***** PROVIDED MATERIAL

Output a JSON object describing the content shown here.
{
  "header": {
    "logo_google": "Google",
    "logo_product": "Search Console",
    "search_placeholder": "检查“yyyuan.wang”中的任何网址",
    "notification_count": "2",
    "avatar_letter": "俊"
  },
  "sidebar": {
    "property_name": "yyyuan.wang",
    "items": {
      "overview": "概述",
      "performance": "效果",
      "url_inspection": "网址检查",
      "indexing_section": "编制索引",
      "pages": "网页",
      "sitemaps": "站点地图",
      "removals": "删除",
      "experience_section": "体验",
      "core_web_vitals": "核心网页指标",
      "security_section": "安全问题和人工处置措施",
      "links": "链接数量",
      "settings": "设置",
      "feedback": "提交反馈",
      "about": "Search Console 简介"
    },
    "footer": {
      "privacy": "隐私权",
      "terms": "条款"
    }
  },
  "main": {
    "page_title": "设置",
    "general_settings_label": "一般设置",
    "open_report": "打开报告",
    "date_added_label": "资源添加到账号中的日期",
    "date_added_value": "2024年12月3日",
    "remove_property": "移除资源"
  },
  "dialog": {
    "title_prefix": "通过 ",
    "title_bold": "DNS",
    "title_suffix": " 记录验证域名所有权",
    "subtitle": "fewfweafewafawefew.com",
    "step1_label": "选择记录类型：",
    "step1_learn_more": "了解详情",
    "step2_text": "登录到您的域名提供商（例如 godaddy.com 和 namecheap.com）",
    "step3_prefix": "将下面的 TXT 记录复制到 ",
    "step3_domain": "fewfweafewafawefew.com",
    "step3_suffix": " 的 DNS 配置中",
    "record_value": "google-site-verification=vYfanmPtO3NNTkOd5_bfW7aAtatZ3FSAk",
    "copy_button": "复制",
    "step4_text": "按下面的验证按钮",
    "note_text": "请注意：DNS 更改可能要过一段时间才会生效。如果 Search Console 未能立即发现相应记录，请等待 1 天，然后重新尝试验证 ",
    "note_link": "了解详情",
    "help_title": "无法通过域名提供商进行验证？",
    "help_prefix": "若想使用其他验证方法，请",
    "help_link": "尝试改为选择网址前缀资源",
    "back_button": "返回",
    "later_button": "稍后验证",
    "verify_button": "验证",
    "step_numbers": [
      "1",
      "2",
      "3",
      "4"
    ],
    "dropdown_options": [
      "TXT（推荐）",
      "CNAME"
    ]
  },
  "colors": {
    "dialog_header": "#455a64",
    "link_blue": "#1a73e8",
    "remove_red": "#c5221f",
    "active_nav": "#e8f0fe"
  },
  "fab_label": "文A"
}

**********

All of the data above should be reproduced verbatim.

EXERCISE SOLUTION »
Output a JSON object describing the content shown here.
{
  "header": {
    "logo_google": "Google",
    "logo_product": "Search Console",
    "search_placeholder": "检查“yyyuan.wang”中的任何网址",
    "notification_count": "2",
    "avatar_letter": "俊"
  },
  "sidebar": {
    "property_name": "yyyuan.wang",
    "items": {
      "overview": "概述",
      "performance": "效果",
      "url_inspection": "网址检查",
      "indexing_section": "编制索引",
      "pages": "网页",
      "sitemaps": "站点地图",
      "removals": "删除",
      "experience_section": "体验",
      "core_web_vitals": "核心网页指标",
      "security_section": "安全问题和人工处置措施",
      "links": "链接数量",
      "settings": "设置",
      "feedback": "提交反馈",
      "about": "Search Console 简介"
    },
    "footer": {
      "privacy": "隐私权",
      "terms": "条款"
    }
  },
  "main": {
    "page_title": "设置",
    "general_settings_label": "一般设置",
    "open_report": "打开报告",
    "date_added_label": "资源添加到账号中的日期",
    "date_added_value": "2024年12月3日",
    "remove_property": "移除资源"
  },
  "dialog": {
    "title_prefix": "通过 ",
    "title_bold": "DNS",
    "title_suffix": " 记录验证域名所有权",
    "subtitle": "fewfweafewafawefew.com",
    "step1_label": "选择记录类型：",
    "step1_learn_more": "了解详情",
    "step2_text": "登录到您的域名提供商（例如 godaddy.com 和 namecheap.com）",
    "step3_prefix": "将下面的 TXT 记录复制到 ",
    "step3_domain": "fewfweafewafawefew.com",
    "step3_suffix": " 的 DNS 配置中",
    "record_value": "google-site-verification=vYfanmPtO3NNTkOd5_bfW7aAtatZ3FSAk",
    "copy_button": "复制",
    "step4_text": "按下面的验证按钮",
    "note_text": "请注意：DNS 更改可能要过一段时间才会生效。如果 Search Console 未能立即发现相应记录，请等待 1 天，然后重新尝试验证 ",
    "note_link": "了解详情",
    "help_title": "无法通过域名提供商进行验证？",
    "help_prefix": "若想使用其他验证方法，请",
    "help_link": "尝试改为选择网址前缀资源",
    "back_button": "返回",
    "later_button": "稍后验证",
    "verify_button": "验证",
    "step_numbers": [
      "1",
      "2",
      "3",
      "4"
    ],
    "dropdown_options": [
      "TXT（推荐）",
      "CNAME"
    ]
  },
  "colors": {
    "dialog_header": "#455a64",
    "link_blue": "#1a73e8",
    "remove_red": "#c5221f",
    "active_nav": "#e8f0fe"
  },
  "fab_label": "文A"
}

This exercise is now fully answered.